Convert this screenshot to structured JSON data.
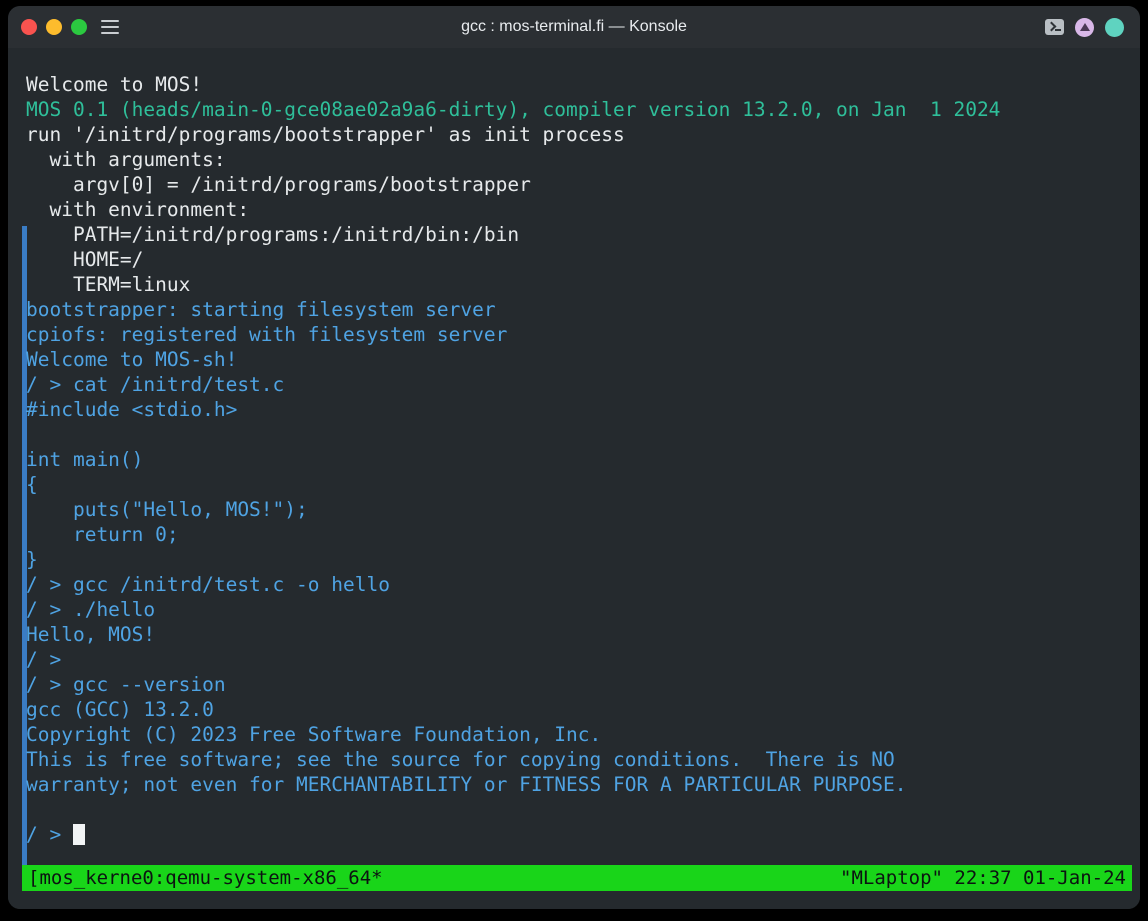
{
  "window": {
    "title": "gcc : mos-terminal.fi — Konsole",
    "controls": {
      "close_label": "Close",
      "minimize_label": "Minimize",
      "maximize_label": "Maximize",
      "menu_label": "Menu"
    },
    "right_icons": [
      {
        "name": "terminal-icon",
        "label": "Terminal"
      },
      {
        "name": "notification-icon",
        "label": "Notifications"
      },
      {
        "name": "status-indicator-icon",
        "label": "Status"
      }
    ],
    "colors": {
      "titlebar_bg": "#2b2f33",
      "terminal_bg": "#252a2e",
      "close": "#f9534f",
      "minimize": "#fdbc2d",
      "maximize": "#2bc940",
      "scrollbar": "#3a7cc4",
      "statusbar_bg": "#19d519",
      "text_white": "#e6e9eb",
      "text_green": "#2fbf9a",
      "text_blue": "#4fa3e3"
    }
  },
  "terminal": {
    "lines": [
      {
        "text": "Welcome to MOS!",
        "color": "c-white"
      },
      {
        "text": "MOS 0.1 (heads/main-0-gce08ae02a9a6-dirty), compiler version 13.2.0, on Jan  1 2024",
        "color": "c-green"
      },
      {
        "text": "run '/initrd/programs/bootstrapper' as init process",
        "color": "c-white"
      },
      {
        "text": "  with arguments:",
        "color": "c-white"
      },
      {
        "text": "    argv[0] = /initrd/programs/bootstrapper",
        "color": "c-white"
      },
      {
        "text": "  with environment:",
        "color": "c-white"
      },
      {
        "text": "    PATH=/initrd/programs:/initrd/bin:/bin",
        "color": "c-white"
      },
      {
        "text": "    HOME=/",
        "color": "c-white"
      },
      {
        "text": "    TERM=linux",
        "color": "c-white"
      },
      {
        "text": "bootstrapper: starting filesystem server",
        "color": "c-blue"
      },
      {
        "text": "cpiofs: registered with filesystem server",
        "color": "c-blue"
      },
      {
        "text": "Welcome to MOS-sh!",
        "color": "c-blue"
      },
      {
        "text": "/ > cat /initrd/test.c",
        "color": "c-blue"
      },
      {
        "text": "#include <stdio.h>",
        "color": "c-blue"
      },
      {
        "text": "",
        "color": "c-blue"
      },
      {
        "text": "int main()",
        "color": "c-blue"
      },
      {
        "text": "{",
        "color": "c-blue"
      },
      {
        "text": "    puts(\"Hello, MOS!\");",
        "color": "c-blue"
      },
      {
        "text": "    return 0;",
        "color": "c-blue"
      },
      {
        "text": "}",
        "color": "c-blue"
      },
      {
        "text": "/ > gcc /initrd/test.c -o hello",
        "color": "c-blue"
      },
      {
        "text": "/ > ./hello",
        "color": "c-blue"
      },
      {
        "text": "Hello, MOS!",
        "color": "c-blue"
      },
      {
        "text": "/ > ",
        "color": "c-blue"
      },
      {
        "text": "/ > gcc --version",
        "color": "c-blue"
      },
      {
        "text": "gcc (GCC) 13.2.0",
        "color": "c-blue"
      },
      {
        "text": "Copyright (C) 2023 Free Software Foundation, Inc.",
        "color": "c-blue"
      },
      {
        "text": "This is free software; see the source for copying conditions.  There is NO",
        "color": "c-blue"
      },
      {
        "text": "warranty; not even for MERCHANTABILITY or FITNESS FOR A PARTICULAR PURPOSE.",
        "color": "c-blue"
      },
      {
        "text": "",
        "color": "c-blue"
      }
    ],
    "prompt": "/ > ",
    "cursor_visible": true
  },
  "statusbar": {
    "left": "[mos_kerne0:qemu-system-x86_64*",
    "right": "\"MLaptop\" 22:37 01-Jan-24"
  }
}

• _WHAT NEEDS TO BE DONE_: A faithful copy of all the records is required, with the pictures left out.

• _EXERCISE ANSWER_:
Convert this screenshot to structured JSON data.
{
  "window": {
    "title": "gcc : mos-terminal.fi — Konsole",
    "controls": {
      "close_label": "Close",
      "minimize_label": "Minimize",
      "maximize_label": "Maximize",
      "menu_label": "Menu"
    },
    "right_icons": [
      {
        "name": "terminal-icon",
        "label": "Terminal"
      },
      {
        "name": "notification-icon",
        "label": "Notifications"
      },
      {
        "name": "status-indicator-icon",
        "label": "Status"
      }
    ],
    "colors": {
      "titlebar_bg": "#2b2f33",
      "terminal_bg": "#252a2e",
      "close": "#f9534f",
      "minimize": "#fdbc2d",
      "maximize": "#2bc940",
      "scrollbar": "#3a7cc4",
      "statusbar_bg": "#19d519",
      "text_white": "#e6e9eb",
      "text_green": "#2fbf9a",
      "text_blue": "#4fa3e3"
    }
  },
  "terminal": {
    "lines": [
      {
        "text": "Welcome to MOS!",
        "color": "c-white"
      },
      {
        "text": "MOS 0.1 (heads/main-0-gce08ae02a9a6-dirty), compiler version 13.2.0, on Jan  1 2024",
        "color": "c-green"
      },
      {
        "text": "run '/initrd/programs/bootstrapper' as init process",
        "color": "c-white"
      },
      {
        "text": "  with arguments:",
        "color": "c-white"
      },
      {
        "text": "    argv[0] = /initrd/programs/bootstrapper",
        "color": "c-white"
      },
      {
        "text": "  with environment:",
        "color": "c-white"
      },
      {
        "text": "    PATH=/initrd/programs:/initrd/bin:/bin",
        "color": "c-white"
      },
      {
        "text": "    HOME=/",
        "color": "c-white"
      },
      {
        "text": "    TERM=linux",
        "color": "c-white"
      },
      {
        "text": "bootstrapper: starting filesystem server",
        "color": "c-blue"
      },
      {
        "text": "cpiofs: registered with filesystem server",
        "color": "c-blue"
      },
      {
        "text": "Welcome to MOS-sh!",
        "color": "c-blue"
      },
      {
        "text": "/ > cat /initrd/test.c",
        "color": "c-blue"
      },
      {
        "text": "#include <stdio.h>",
        "color": "c-blue"
      },
      {
        "text": "",
        "color": "c-blue"
      },
      {
        "text": "int main()",
        "color": "c-blue"
      },
      {
        "text": "{",
        "color": "c-blue"
      },
      {
        "text": "    puts(\"Hello, MOS!\");",
        "color": "c-blue"
      },
      {
        "text": "    return 0;",
        "color": "c-blue"
      },
      {
        "text": "}",
        "color": "c-blue"
      },
      {
        "text": "/ > gcc /initrd/test.c -o hello",
        "color": "c-blue"
      },
      {
        "text": "/ > ./hello",
        "color": "c-blue"
      },
      {
        "text": "Hello, MOS!",
        "color": "c-blue"
      },
      {
        "text": "/ > ",
        "color": "c-blue"
      },
      {
        "text": "/ > gcc --version",
        "color": "c-blue"
      },
      {
        "text": "gcc (GCC) 13.2.0",
        "color": "c-blue"
      },
      {
        "text": "Copyright (C) 2023 Free Software Foundation, Inc.",
        "color": "c-blue"
      },
      {
        "text": "This is free software; see the source for copying conditions.  There is NO",
        "color": "c-blue"
      },
      {
        "text": "warranty; not even for MERCHANTABILITY or FITNESS FOR A PARTICULAR PURPOSE.",
        "color": "c-blue"
      },
      {
        "text": "",
        "color": "c-blue"
      }
    ],
    "prompt": "/ > ",
    "cursor_visible": true
  },
  "statusbar": {
    "left": "[mos_kerne0:qemu-system-x86_64*",
    "right": "\"MLaptop\" 22:37 01-Jan-24"
  }
}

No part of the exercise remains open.